● **Task**
Would you write out every record that follows exactly, with the pictures left out?

● **Dataset excerpts**
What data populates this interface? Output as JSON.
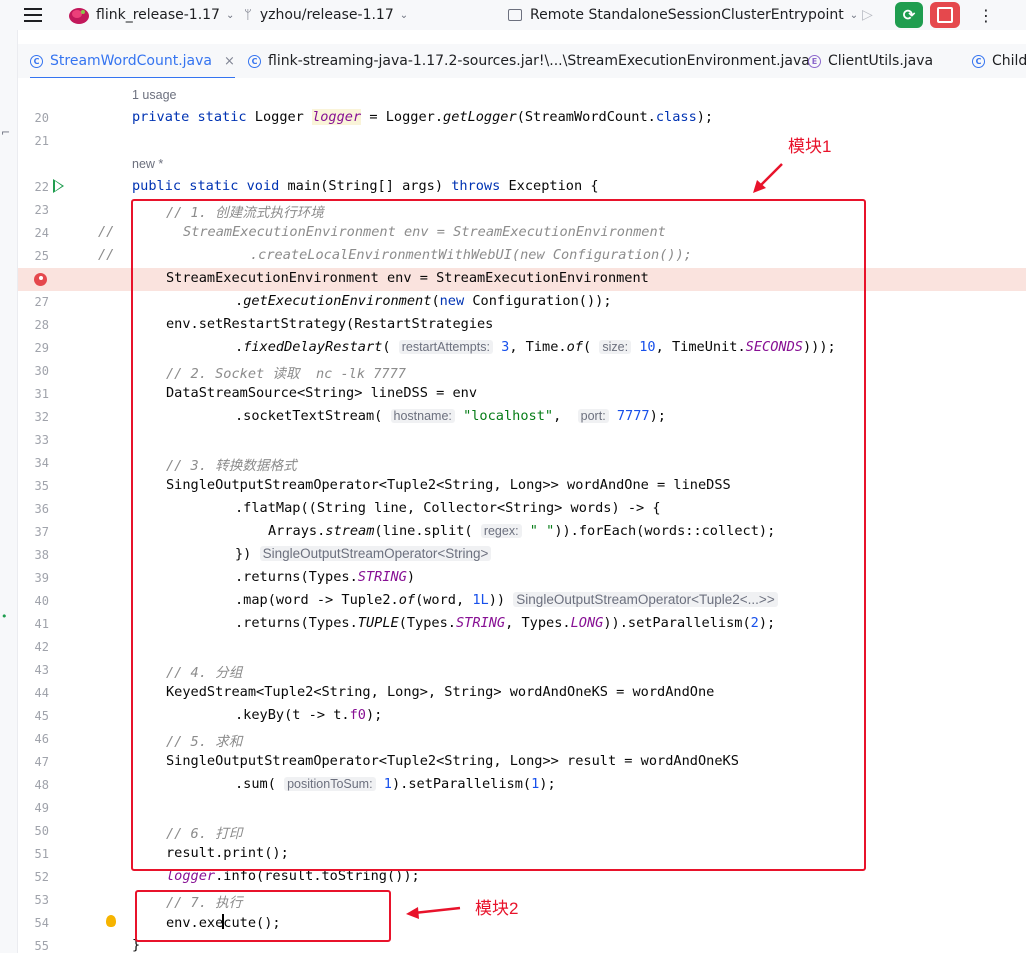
{
  "titlebar": {
    "project": "flink_release-1.17",
    "branch": "yzhou/release-1.17",
    "run_config": "Remote StandaloneSessionClusterEntrypoint"
  },
  "tabs": [
    {
      "label": "StreamWordCount.java",
      "active": true,
      "icon": "class-icon"
    },
    {
      "label": "flink-streaming-java-1.17.2-sources.jar!\\...\\StreamExecutionEnvironment.java",
      "active": false,
      "icon": "class-icon"
    },
    {
      "label": "ClientUtils.java",
      "active": false,
      "icon": "enum-icon"
    },
    {
      "label": "Child",
      "active": false,
      "icon": "class-icon"
    }
  ],
  "hints": {
    "usage": "1 usage",
    "new": "new *",
    "restartAttempts": "restartAttempts:",
    "size": "size:",
    "hostname": "hostname:",
    "port": "port:",
    "regex": "regex:",
    "type_hint_1": "SingleOutputStreamOperator<String>",
    "type_hint_2": "SingleOutputStreamOperator<Tuple2<...>>",
    "positionToSum": "positionToSum:"
  },
  "line_numbers": [
    "20",
    "21",
    "22",
    "23",
    "24",
    "25",
    "26",
    "27",
    "28",
    "29",
    "30",
    "31",
    "32",
    "33",
    "34",
    "35",
    "36",
    "37",
    "38",
    "39",
    "40",
    "41",
    "42",
    "43",
    "44",
    "45",
    "46",
    "47",
    "48",
    "49",
    "50",
    "51",
    "52",
    "53",
    "54",
    "55"
  ],
  "comments": {
    "c1": "// 1. 创建流式执行环境",
    "c2": "// 2. Socket 读取  nc -lk 7777",
    "c3": "// 3. 转换数据格式",
    "c4": "// 4. 分组",
    "c5": "// 5. 求和",
    "c6": "// 6. 打印",
    "c7": "// 7. 执行"
  },
  "annotations": {
    "module1": "模块1",
    "module2": "模块2"
  },
  "colors": {
    "annotation_red": "#e8132b",
    "accent_blue": "#3574f0",
    "debug_green": "#1f9d4f",
    "stop_red": "#e5484d"
  }
}
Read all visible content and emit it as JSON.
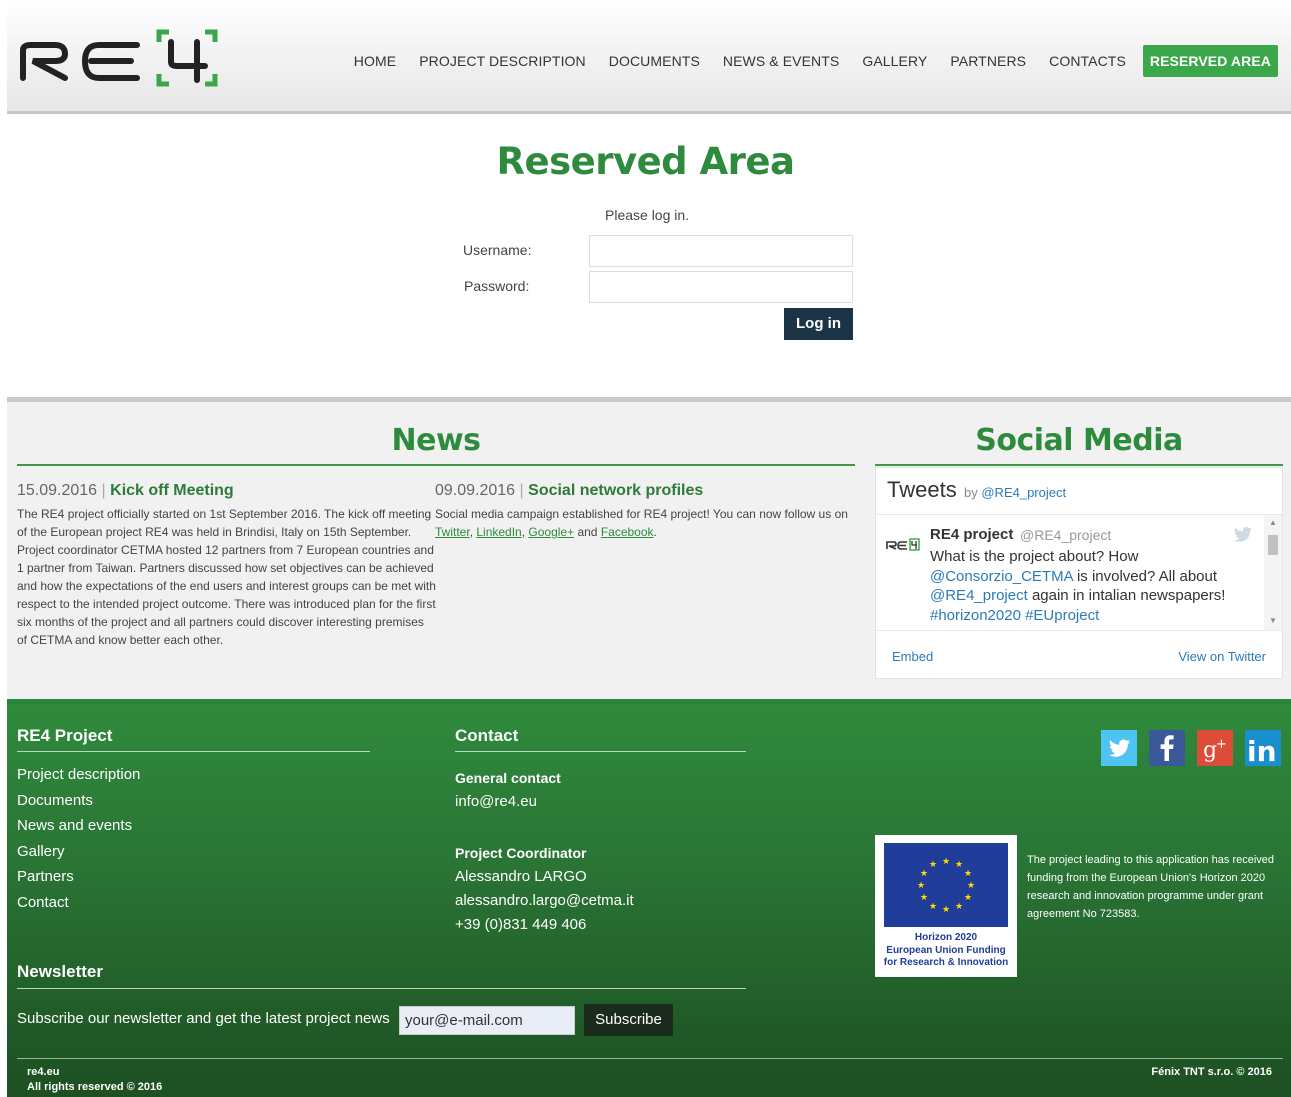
{
  "header": {
    "logo_text": "RE4",
    "nav": [
      "HOME",
      "PROJECT DESCRIPTION",
      "DOCUMENTS",
      "NEWS & EVENTS",
      "GALLERY",
      "PARTNERS",
      "CONTACTS",
      "RESERVED AREA"
    ]
  },
  "login": {
    "title": "Reserved Area",
    "prompt": "Please log in.",
    "username_label": "Username:",
    "password_label": "Password:",
    "username_value": "",
    "password_value": "",
    "button": "Log in"
  },
  "news": {
    "title": "News",
    "items": [
      {
        "date": "15.09.2016",
        "separator": "|",
        "title": "Kick off Meeting",
        "body": "The RE4 project officially started on 1st September 2016. The kick off meeting of the European project RE4 was held in Brindisi, Italy on 15th September. Project coordinator CETMA hosted 12 partners from 7 European countries and 1 partner from Taiwan. Partners discussed how set objectives can be achieved and how the expectations of the end users and interest groups can be met with respect to the intended project outcome. There was introduced plan for the first six months of the project and all partners could discover interesting premises of CETMA and know better each other."
      },
      {
        "date": "09.09.2016",
        "separator": "|",
        "title": "Social network profiles",
        "body_start": "Social media campaign established for RE4 project! You can now follow us on",
        "links": [
          "Twitter",
          "LinkedIn",
          "Google+",
          "Facebook"
        ],
        "and": "and",
        "end": "."
      }
    ]
  },
  "social_media": {
    "title": "Social Media",
    "widget_title": "Tweets",
    "by": "by",
    "by_handle": "@RE4_project",
    "tweet": {
      "name": "RE4 project",
      "handle": "@RE4_project",
      "line1": "What is the project about? How",
      "mention1": "@Consorzio_CETMA",
      "line2": " is involved? All about",
      "mention2": "@RE4_project",
      "line3": " again in intalian newspapers!",
      "hashtags": "#horizon2020 #EUproject"
    },
    "embed": "Embed",
    "view_on": "View on Twitter"
  },
  "footer": {
    "project_heading": "RE4 Project",
    "project_links": [
      "Project description",
      "Documents",
      "News and events",
      "Gallery",
      "Partners",
      "Contact"
    ],
    "contact_heading": "Contact",
    "general_contact_label": "General contact",
    "general_email": "info@re4.eu",
    "coordinator_label": "Project Coordinator",
    "coordinator_name": "Alessandro LARGO",
    "coordinator_email": "alessandro.largo@cetma.it",
    "coordinator_phone": "+39 (0)831 449 406",
    "eu_caption": [
      "Horizon 2020",
      "European Union Funding",
      "for Research & Innovation"
    ],
    "eu_text": "The project leading to this application has received funding from the European Union's Horizon 2020 research and innovation programme under grant agreement No 723583.",
    "newsletter_heading": "Newsletter",
    "newsletter_text": "Subscribe our newsletter and get the latest project news",
    "newsletter_placeholder": "your@e-mail.com",
    "subscribe": "Subscribe",
    "site": "re4.eu",
    "rights": "All rights reserved © 2016",
    "credit": "Fénix TNT s.r.o. © 2016",
    "social_icons": [
      "twitter-icon",
      "facebook-icon",
      "google-plus-icon",
      "linkedin-icon"
    ]
  },
  "colors": {
    "brand_green": "#3aa84a",
    "title_green": "#2e8b3e",
    "navy": "#1b3547",
    "twitter_blue": "#2b7bb9"
  }
}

● **Exercise output**
What data populates this interface? Output as JSON.
{
  "titlebar": {
    "project": "flink_release-1.17",
    "branch": "yzhou/release-1.17",
    "run_config": "Remote StandaloneSessionClusterEntrypoint"
  },
  "tabs": [
    {
      "label": "StreamWordCount.java",
      "active": true,
      "icon": "class-icon"
    },
    {
      "label": "flink-streaming-java-1.17.2-sources.jar!\\...\\StreamExecutionEnvironment.java",
      "active": false,
      "icon": "class-icon"
    },
    {
      "label": "ClientUtils.java",
      "active": false,
      "icon": "enum-icon"
    },
    {
      "label": "Child",
      "active": false,
      "icon": "class-icon"
    }
  ],
  "hints": {
    "usage": "1 usage",
    "new": "new *",
    "restartAttempts": "restartAttempts:",
    "size": "size:",
    "hostname": "hostname:",
    "port": "port:",
    "regex": "regex:",
    "type_hint_1": "SingleOutputStreamOperator<String>",
    "type_hint_2": "SingleOutputStreamOperator<Tuple2<...>>",
    "positionToSum": "positionToSum:"
  },
  "line_numbers": [
    "20",
    "21",
    "22",
    "23",
    "24",
    "25",
    "26",
    "27",
    "28",
    "29",
    "30",
    "31",
    "32",
    "33",
    "34",
    "35",
    "36",
    "37",
    "38",
    "39",
    "40",
    "41",
    "42",
    "43",
    "44",
    "45",
    "46",
    "47",
    "48",
    "49",
    "50",
    "51",
    "52",
    "53",
    "54",
    "55"
  ],
  "comments": {
    "c1": "// 1. 创建流式执行环境",
    "c2": "// 2. Socket 读取  nc -lk 7777",
    "c3": "// 3. 转换数据格式",
    "c4": "// 4. 分组",
    "c5": "// 5. 求和",
    "c6": "// 6. 打印",
    "c7": "// 7. 执行"
  },
  "annotations": {
    "module1": "模块1",
    "module2": "模块2"
  },
  "colors": {
    "annotation_red": "#e8132b",
    "accent_blue": "#3574f0",
    "debug_green": "#1f9d4f",
    "stop_red": "#e5484d"
  }
}
Read all visible content and emit it as JSON.
{
  "header": {
    "logo_text": "RE4",
    "nav": [
      "HOME",
      "PROJECT DESCRIPTION",
      "DOCUMENTS",
      "NEWS & EVENTS",
      "GALLERY",
      "PARTNERS",
      "CONTACTS",
      "RESERVED AREA"
    ]
  },
  "login": {
    "title": "Reserved Area",
    "prompt": "Please log in.",
    "username_label": "Username:",
    "password_label": "Password:",
    "username_value": "",
    "password_value": "",
    "button": "Log in"
  },
  "news": {
    "title": "News",
    "items": [
      {
        "date": "15.09.2016",
        "separator": "|",
        "title": "Kick off Meeting",
        "body": "The RE4 project officially started on 1st September 2016. The kick off meeting of the European project RE4 was held in Brindisi, Italy on 15th September. Project coordinator CETMA hosted 12 partners from 7 European countries and 1 partner from Taiwan. Partners discussed how set objectives can be achieved and how the expectations of the end users and interest groups can be met with respect to the intended project outcome. There was introduced plan for the first six months of the project and all partners could discover interesting premises of CETMA and know better each other."
      },
      {
        "date": "09.09.2016",
        "separator": "|",
        "title": "Social network profiles",
        "body_start": "Social media campaign established for RE4 project! You can now follow us on",
        "links": [
          "Twitter",
          "LinkedIn",
          "Google+",
          "Facebook"
        ],
        "and": "and",
        "end": "."
      }
    ]
  },
  "social_media": {
    "title": "Social Media",
    "widget_title": "Tweets",
    "by": "by",
    "by_handle": "@RE4_project",
    "tweet": {
      "name": "RE4 project",
      "handle": "@RE4_project",
      "line1": "What is the project about? How",
      "mention1": "@Consorzio_CETMA",
      "line2": " is involved? All about",
      "mention2": "@RE4_project",
      "line3": " again in intalian newspapers!",
      "hashtags": "#horizon2020 #EUproject"
    },
    "embed": "Embed",
    "view_on": "View on Twitter"
  },
  "footer": {
    "project_heading": "RE4 Project",
    "project_links": [
      "Project description",
      "Documents",
      "News and events",
      "Gallery",
      "Partners",
      "Contact"
    ],
    "contact_heading": "Contact",
    "general_contact_label": "General contact",
    "general_email": "info@re4.eu",
    "coordinator_label": "Project Coordinator",
    "coordinator_name": "Alessandro LARGO",
    "coordinator_email": "alessandro.largo@cetma.it",
    "coordinator_phone": "+39 (0)831 449 406",
    "eu_caption": [
      "Horizon 2020",
      "European Union Funding",
      "for Research & Innovation"
    ],
    "eu_text": "The project leading to this application has received funding from the European Union's Horizon 2020 research and innovation programme under grant agreement No 723583.",
    "newsletter_heading": "Newsletter",
    "newsletter_text": "Subscribe our newsletter and get the latest project news",
    "newsletter_placeholder": "your@e-mail.com",
    "subscribe": "Subscribe",
    "site": "re4.eu",
    "rights": "All rights reserved © 2016",
    "credit": "Fénix TNT s.r.o. © 2016",
    "social_icons": [
      "twitter-icon",
      "facebook-icon",
      "google-plus-icon",
      "linkedin-icon"
    ]
  },
  "colors": {
    "brand_green": "#3aa84a",
    "title_green": "#2e8b3e",
    "navy": "#1b3547",
    "twitter_blue": "#2b7bb9"
  }
}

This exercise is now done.